Blue Ridge Traveler

 Lake James, Linville Falls,

Marion, Little Switzerland,

and Old Fort, NC

 

Relax, Explore, & Connect

click for

Fun Finds and Freebies

www.blueridgetravelers.com

Experience the Best in

Mountain Life

 Experience Hound Ears Club

 

Award-winning Golf, Fine Dining,

Exquisite Views, Artisan-crafted

homes, Tennis, Fly Fishing,

Hiking Trails and a new Dog Park!

HoundEars.com

828-963-2137

Alleghany Inn

Easy to find, hard to leave!

 

Located in Sparta, just 4 miles

from the New River and 7 miles

from the Blue Ridge Parkway.

 

Click for more information

or to make a reservation

336.372.2501

Winter Fun in Boone!

 

With 3 ski resorts less than

25 miles from downtown, plus a

snow tubing park with 30 lanes,

Boone is the perfect place

for your winter adventure.  

 

Plan your winter fun at: 

ExploreBoone.com

60 Years. Let's Celebrate!

 

Laurel Ridge Group Conference

and Retreat Center

 

celebrates 60 years with...

 

Live Music, food trucks,

summer camp activities,

giveaways and fun for all ages.

The Celebration is

open to the public,

 

Saturday, July 24th, 2021,

starting at 11 AM 

 

>> Click Here for More Info <<


Life Outdoors
Make Text Larger Make Text Smaller Switch Fonts Email This Page Click Here For A Printable Version
Media Sponsors

NWS Special Weather Statement (Henderson County)


That's Why It's Called a Floodplain!
by National Committee for the New River

Latest Update: April 15, 2010

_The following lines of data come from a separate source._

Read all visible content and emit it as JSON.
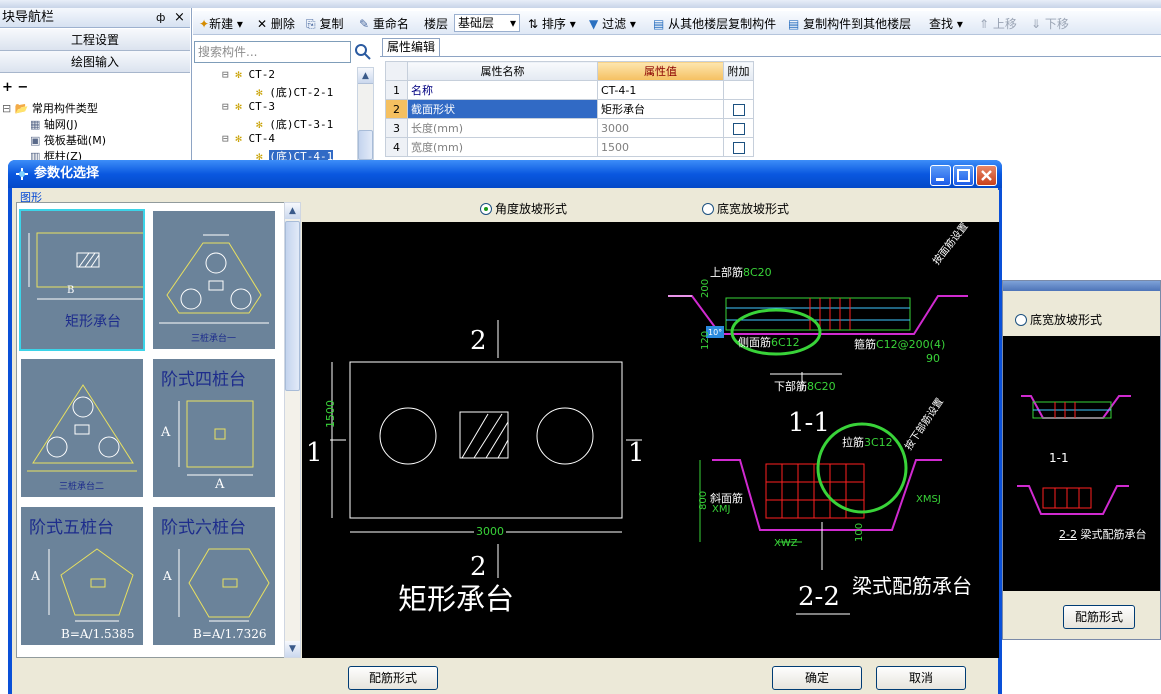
{
  "nav": {
    "title": "块导航栏",
    "pin": "ф",
    "close": "×",
    "buttons": [
      "工程设置",
      "绘图输入"
    ],
    "tree_title": "常用构件类型",
    "tree_items": [
      "轴网(J)",
      "筏板基础(M)",
      "框柱(Z)"
    ]
  },
  "search": {
    "placeholder": "搜索构件..."
  },
  "component_tree": [
    {
      "label": "CT-2",
      "child": "(底)CT-2-1"
    },
    {
      "label": "CT-3",
      "child": "(底)CT-3-1"
    },
    {
      "label": "CT-4",
      "child": "(底)CT-4-1"
    }
  ],
  "toolbar": {
    "new": "新建",
    "delete": "删除",
    "copy": "复制",
    "rename": "重命名",
    "floor_label": "楼层",
    "floor_value": "基础层",
    "sort": "排序",
    "filter": "过滤",
    "copy_from": "从其他楼层复制构件",
    "copy_to": "复制构件到其他楼层",
    "find": "查找",
    "move_up": "上移",
    "move_down": "下移"
  },
  "props": {
    "tab": "属性编辑",
    "headers": [
      "属性名称",
      "属性值",
      "附加"
    ],
    "rows": [
      {
        "idx": "1",
        "name": "名称",
        "value": "CT-4-1"
      },
      {
        "idx": "2",
        "name": "截面形状",
        "value": "矩形承台"
      },
      {
        "idx": "3",
        "name": "长度(mm)",
        "value": "3000"
      },
      {
        "idx": "4",
        "name": "宽度(mm)",
        "value": "1500"
      }
    ]
  },
  "dialog": {
    "title": "参数化选择",
    "group_label": "图形",
    "shapes": [
      {
        "caption": "矩形承台",
        "dim": "B"
      },
      {
        "caption": "三桩承台一"
      },
      {
        "caption": "三桩承台二"
      },
      {
        "caption": "阶式四桩台",
        "dim": "A"
      },
      {
        "caption": "阶式五桩台",
        "dim": "A",
        "formula": "B=A/1.5385"
      },
      {
        "caption": "阶式六桩台",
        "dim": "A",
        "formula": "B=A/1.7326"
      }
    ],
    "radio_angle": "角度放坡形式",
    "radio_width": "底宽放坡形式",
    "rebar_button": "配筋形式",
    "ok_button": "确定",
    "cancel_button": "取消"
  },
  "drawing": {
    "plan_title": "矩形承台",
    "section_mark": "2",
    "side_mark": "1",
    "width_dim": "3000",
    "height_dim": "1500",
    "top_rebar": "上部筋",
    "top_rebar_val": "8C20",
    "side_rebar": "侧面筋",
    "side_rebar_val": "6C12",
    "hoop": "箍筋",
    "hoop_val": "C12@200(4)",
    "bottom_rebar": "下部筋",
    "bottom_rebar_val": "8C20",
    "angle_val": "90",
    "angle_small": "10°",
    "tie_rebar": "拉筋",
    "tie_rebar_val": "3C12",
    "slope_rebar": "斜面筋",
    "xmj": "XMJ",
    "xmsj": "XMSJ",
    "xwz": "XWZ",
    "slope_note": "按下部筋设置",
    "slope_note2": "按面筋设置",
    "dim_200": "200",
    "dim_120": "120",
    "dim_800": "800",
    "dim_100": "100",
    "section_1": "1-1",
    "section_2": "2-2",
    "beam_title": "梁式配筋承台"
  },
  "bgwin": {
    "radio_width": "底宽放坡形式",
    "rebar_button": "配筋形式",
    "section_1": "1-1",
    "section_2": "2-2",
    "beam_title": "梁式配筋承台"
  },
  "colors": {
    "accent": "#0a58e0",
    "selected_row": "#316ac5",
    "value_header": "#f9c870",
    "green": "#39d339",
    "magenta": "#d02ad0",
    "red": "#ff2020"
  }
}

Along the New River this winter, many landowners saw and felt the results of major winter storms and extended periods of sub-freezing temperatures. In many areas, the river froze in layers of thick ice. Simultaneous events of moderating temperatures and heavy rain caused the river to rise and the ice to crack, forming huge ice floes. The rising waters carried the ice floes up onto the floodplain, the natural area for high-water levels to gravitate. You may remember seeing pictures of this phenomenon on Ray's Weather's Photo of the Day this winter. Contrary to popular belief, flooding is a very good thing for the river to do. This winter the floodplains were doing the important work of allowing the water from snow melt, ice melt, and rain to flow up and out of the river banks, dispersing the energy of that tremendous amount of water entering the watershed. Floodplains hold large quantities of water, which slows the flow of water. They allow the sediment carried by the water to settle out on land where it is needed, instead of in the river. Native plants in the floodplain filter pollutants and chemicals from the water, improving water quality for both humans and wildlife. The water held on floodplains also allows the groundwater to recharge, keeping the water in the area to supply streams and wells. In some cases, flood waters and ice damaged the vegetation along the river but the river banks themselves remain mostly unchanged. This is NOT the time to take advantage of cleared banks and start a lawn to the river. The shrubs, grasses, and trees on the river bank are the important riparian buffer that prevents erosion, absorbs pollutants in stormwater runoff, shades the river to keep it cool for fish, and provides food for wildlife, among other things. Landowners should know that while the vegetation itself was sheared off or flattened, the root systems in most cases remain intact. Inaction is the best action as the root mass in the banks will send up new growth this spring for both grasses and wildflowers and the native shrubs. Mother Nature has used this winter weather to remind us of the importance of floodplains and riparian buffers. All of the snow and ice has replenished the water tables and the flooding will provide nutrients and water for spring growth and rebirth. Just sit back and enjoy the show!